Please count the lines in these records that contain "github" and give only that count.
BEGIN Material to process
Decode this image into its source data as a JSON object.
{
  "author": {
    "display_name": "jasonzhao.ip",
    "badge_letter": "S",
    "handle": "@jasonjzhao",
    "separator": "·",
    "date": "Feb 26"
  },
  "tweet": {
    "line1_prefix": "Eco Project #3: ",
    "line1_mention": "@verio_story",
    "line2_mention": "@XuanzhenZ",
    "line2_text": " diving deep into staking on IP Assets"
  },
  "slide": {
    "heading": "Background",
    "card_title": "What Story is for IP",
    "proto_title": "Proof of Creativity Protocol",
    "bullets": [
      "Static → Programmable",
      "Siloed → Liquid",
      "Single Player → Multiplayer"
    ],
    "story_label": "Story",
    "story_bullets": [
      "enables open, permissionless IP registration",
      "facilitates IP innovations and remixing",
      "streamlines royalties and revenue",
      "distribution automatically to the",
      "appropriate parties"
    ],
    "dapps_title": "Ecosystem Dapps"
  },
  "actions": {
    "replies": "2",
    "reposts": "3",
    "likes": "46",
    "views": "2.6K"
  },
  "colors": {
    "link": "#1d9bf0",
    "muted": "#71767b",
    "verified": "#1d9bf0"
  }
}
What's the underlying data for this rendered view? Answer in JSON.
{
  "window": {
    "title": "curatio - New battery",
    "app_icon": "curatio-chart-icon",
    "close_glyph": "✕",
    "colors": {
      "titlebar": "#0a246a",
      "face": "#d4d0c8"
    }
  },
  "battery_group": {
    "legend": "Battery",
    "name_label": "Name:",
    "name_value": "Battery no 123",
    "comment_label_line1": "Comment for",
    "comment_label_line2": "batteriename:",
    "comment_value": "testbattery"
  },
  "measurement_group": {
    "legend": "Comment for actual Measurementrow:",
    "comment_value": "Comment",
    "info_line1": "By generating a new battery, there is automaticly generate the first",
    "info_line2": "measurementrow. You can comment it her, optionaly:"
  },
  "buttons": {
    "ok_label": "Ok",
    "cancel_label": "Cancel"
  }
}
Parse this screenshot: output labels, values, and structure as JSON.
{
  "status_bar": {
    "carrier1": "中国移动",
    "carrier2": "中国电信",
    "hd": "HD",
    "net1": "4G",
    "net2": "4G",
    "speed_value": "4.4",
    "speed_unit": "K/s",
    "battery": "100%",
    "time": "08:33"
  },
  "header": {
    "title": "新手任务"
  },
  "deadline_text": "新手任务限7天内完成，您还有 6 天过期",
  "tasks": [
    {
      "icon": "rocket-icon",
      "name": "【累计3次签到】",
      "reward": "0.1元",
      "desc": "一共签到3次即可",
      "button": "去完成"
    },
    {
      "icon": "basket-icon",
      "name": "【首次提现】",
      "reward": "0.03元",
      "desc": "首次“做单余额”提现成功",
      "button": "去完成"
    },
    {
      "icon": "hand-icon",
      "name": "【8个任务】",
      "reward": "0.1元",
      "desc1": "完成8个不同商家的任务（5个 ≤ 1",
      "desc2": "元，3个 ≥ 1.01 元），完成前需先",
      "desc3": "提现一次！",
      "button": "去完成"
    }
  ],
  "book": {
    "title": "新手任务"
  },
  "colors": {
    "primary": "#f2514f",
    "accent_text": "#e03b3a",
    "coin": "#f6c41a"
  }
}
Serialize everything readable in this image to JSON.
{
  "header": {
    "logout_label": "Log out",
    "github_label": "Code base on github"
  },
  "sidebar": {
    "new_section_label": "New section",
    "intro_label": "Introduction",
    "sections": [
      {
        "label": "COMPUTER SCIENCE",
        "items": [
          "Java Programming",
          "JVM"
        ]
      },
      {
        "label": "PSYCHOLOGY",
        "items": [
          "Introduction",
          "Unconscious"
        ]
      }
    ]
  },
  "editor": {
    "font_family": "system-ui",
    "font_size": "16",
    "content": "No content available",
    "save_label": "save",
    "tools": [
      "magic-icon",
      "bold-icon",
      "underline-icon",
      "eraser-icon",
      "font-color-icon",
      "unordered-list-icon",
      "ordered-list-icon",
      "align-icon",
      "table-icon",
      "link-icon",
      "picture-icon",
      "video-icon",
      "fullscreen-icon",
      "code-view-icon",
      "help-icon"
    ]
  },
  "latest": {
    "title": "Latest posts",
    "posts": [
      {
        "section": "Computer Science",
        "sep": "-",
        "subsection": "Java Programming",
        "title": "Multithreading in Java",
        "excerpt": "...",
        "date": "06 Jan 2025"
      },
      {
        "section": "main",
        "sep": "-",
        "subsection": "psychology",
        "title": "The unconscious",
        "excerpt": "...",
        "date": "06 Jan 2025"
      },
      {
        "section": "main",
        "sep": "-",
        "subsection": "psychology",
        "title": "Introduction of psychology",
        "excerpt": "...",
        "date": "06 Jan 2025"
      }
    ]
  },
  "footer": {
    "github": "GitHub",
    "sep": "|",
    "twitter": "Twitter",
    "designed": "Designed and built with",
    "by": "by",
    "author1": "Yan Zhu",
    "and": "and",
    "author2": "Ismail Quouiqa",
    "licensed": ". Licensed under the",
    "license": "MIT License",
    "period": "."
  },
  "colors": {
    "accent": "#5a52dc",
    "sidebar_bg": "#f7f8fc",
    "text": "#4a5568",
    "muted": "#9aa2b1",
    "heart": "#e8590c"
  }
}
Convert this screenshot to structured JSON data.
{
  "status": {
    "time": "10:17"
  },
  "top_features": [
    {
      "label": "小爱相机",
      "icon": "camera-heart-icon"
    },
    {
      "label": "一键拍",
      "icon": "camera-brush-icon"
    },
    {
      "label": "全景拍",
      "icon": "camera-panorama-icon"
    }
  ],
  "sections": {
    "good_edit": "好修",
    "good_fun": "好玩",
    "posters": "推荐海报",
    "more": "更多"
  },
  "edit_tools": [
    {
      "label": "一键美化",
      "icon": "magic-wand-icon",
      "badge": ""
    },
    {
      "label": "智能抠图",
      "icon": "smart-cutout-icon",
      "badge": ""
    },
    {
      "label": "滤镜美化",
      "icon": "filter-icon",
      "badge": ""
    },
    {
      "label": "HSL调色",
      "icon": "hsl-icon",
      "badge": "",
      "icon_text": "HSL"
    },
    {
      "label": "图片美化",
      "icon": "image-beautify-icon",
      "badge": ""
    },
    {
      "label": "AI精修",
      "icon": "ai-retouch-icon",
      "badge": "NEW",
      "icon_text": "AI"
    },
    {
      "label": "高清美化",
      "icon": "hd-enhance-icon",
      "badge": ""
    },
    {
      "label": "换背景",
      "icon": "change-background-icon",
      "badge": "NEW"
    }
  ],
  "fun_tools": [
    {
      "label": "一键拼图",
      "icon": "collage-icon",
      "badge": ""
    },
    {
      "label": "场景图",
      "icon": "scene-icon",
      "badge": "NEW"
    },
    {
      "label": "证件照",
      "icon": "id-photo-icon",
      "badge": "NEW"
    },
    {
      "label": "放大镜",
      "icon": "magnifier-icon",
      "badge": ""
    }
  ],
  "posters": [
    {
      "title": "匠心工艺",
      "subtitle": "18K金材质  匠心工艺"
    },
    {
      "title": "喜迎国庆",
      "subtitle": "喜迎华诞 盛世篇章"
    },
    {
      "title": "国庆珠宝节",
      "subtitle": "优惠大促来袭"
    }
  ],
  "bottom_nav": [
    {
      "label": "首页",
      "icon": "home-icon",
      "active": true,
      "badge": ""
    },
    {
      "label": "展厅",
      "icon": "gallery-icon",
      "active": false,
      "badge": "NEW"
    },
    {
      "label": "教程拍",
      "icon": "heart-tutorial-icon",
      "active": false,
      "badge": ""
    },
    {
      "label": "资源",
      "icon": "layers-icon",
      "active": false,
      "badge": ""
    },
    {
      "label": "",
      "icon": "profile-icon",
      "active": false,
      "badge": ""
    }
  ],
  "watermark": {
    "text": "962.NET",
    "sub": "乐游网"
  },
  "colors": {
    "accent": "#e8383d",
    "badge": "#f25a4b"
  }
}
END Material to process
__Solution__:
2